    It is simple, almost all new activity in the MS anti-inflammatory field is with repurposed or me-too drugs; i.e. a low-risk strategy. Very few companies are trying new anti-inflammatory drugs. This is why lemon verbena, or its active ingredient, has almost no chance of getting developed into an anti-inflammatory drug for MS using the standard pharma development approach."

    "I hope I have made the point that the current Big Pharma model is almost certainly missing many effective drugs. This is another reason why we need an alternative model."

    "The other option for MSers is to simply take lemon verbena without any real data to support it efficacy in MS. This is the usual route of nutriceuticals. Please note that nutriceuticals are not without problems.

    They may for example contain toxic substances or metabolites that in small doses are not a problem, but as soon as you start using them in pharmacological doses side effects appear. Nutriceuticals can also interact with other medications and cause problems. This is why we can't recommend them to our patients; evidence-based medicine is brutally blunt."

    By Gavin Giovannoni



    Mauriz et al. EFFECTS OF DIETARY SUPPLEMENTATION WITH LEMON VERBENA EXTRACTS ON SERUM INFLAMMATORY MARKERS OF MULTIPLE SCLEROSIS PATIENTS. Nutr Hosp. 2014;31(n02):764-77

    Introduction: Inflammation is one of the main contributory factors to the etiopathogenesis of MS. Dietary interventions with Lipia citriadora (lemon verbena) extracts have been proved to be effective in the prevention of inflammatory diseases.
    Objectives: The aim of this study is to evaluate the effect of lemon verbena supplementation in pro- and anti- inflammatory serum biomarkers of MSers with different clinical sub-types of MS.

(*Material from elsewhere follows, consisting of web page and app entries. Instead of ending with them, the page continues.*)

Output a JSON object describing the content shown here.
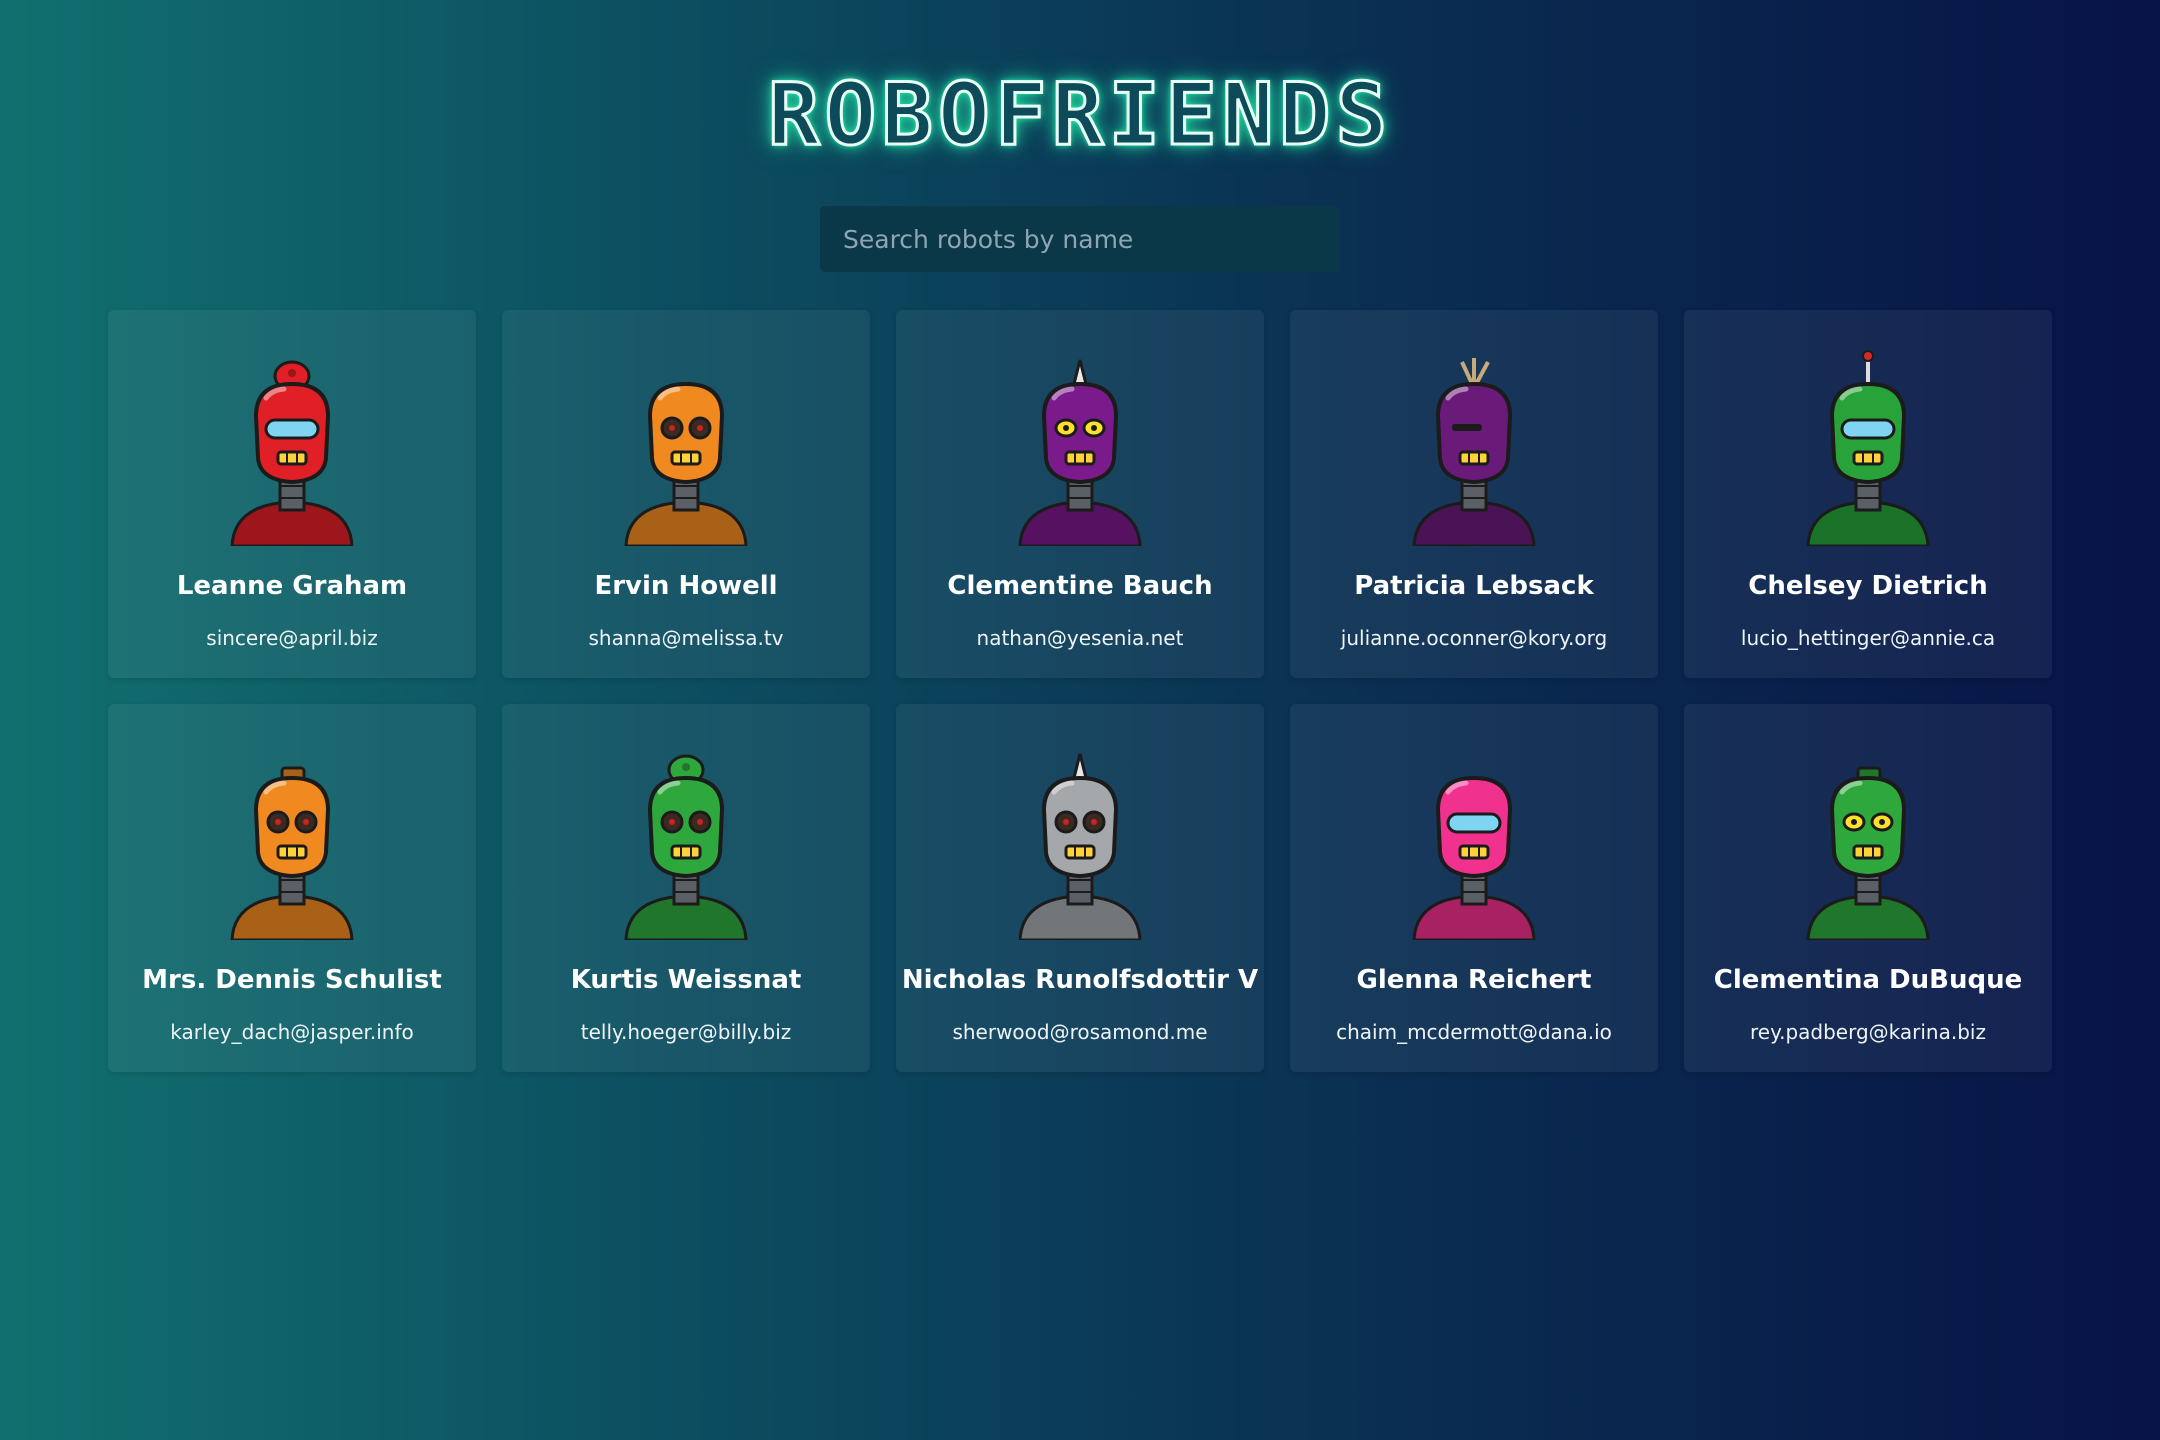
{
  "app": {
    "title": "ROBOFRIENDS"
  },
  "search": {
    "placeholder": "Search robots by name",
    "value": ""
  },
  "robots": [
    {
      "name": "Leanne Graham",
      "email": "sincere@april.biz",
      "color": "#e01f27",
      "eyes": "visor",
      "topper": "dome"
    },
    {
      "name": "Ervin Howell",
      "email": "shanna@melissa.tv",
      "color": "#f08a20",
      "eyes": "dots",
      "topper": "none"
    },
    {
      "name": "Clementine Bauch",
      "email": "nathan@yesenia.net",
      "color": "#7b1a8a",
      "eyes": "yellow",
      "topper": "spike"
    },
    {
      "name": "Patricia Lebsack",
      "email": "julianne.oconner@kory.org",
      "color": "#6a1b7a",
      "eyes": "slit",
      "topper": "wires"
    },
    {
      "name": "Chelsey Dietrich",
      "email": "lucio_hettinger@annie.ca",
      "color": "#27a33a",
      "eyes": "visor",
      "topper": "antenna"
    },
    {
      "name": "Mrs. Dennis Schulist",
      "email": "karley_dach@jasper.info",
      "color": "#f08a20",
      "eyes": "dots",
      "topper": "box"
    },
    {
      "name": "Kurtis Weissnat",
      "email": "telly.hoeger@billy.biz",
      "color": "#2ea83d",
      "eyes": "dots",
      "topper": "dome"
    },
    {
      "name": "Nicholas Runolfsdottir V",
      "email": "sherwood@rosamond.me",
      "color": "#a5a8ab",
      "eyes": "dots",
      "topper": "spike"
    },
    {
      "name": "Glenna Reichert",
      "email": "chaim_mcdermott@dana.io",
      "color": "#f0318e",
      "eyes": "visor",
      "topper": "none"
    },
    {
      "name": "Clementina DuBuque",
      "email": "rey.padberg@karina.biz",
      "color": "#2ea83d",
      "eyes": "yellow",
      "topper": "box"
    }
  ]
}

    Methods: The effect of lemon verbena supplementation (10% w/w verbascoside) was evaluated in a randomized, double-blinded placebo-controlled study with 30 participants classified in relapsing-remitting (n=10), primary progressive (n=5) and secondary progressive (n=15) MS presentations. Serum cytokine and C reactive protein levels were assessed in intervention and control groups for each MS clinical subtype after 28 days of dietary supplementation.

    Results: Serum levels of C reactive protein and 8 cytokines/ inflammatory (IFN-G, IL-12, IL-23, IL-6, TNF, TGF, IL-4 and IL-10) markers were studied. Secondary progressive MS-supplemented MSers showed C reactive protein concentrations significantly lower compared to the placebo group (p<0.005). IFN-γ levels decreased for all MS-treated groups whereas IL-12 diminished levels were observed for relapsing-remitting type (p<0.05). Anti-inflammatory cytokine concentrations of IL-4 (difference 2.98 ± 2.99 pg/mL) and IL-10 (difference 1.78 ± 5.54 pg/mL) increased in secondary progressive MSers (p<0.05).

    Conclusion: The variation of several pro- and anti-inflammatory markers after supplementation suggests that lemon verbena extracts may affect cytokine profiles in multiple sclerosis. Further investigation on dietary components with antioxidant and anti-inflammatory properties may contribute to understand MS pathogenesis and ameliorate MS symptoms.
     
    PeterPositive and August59 like this.

See more popular forum discussions.

Share This Page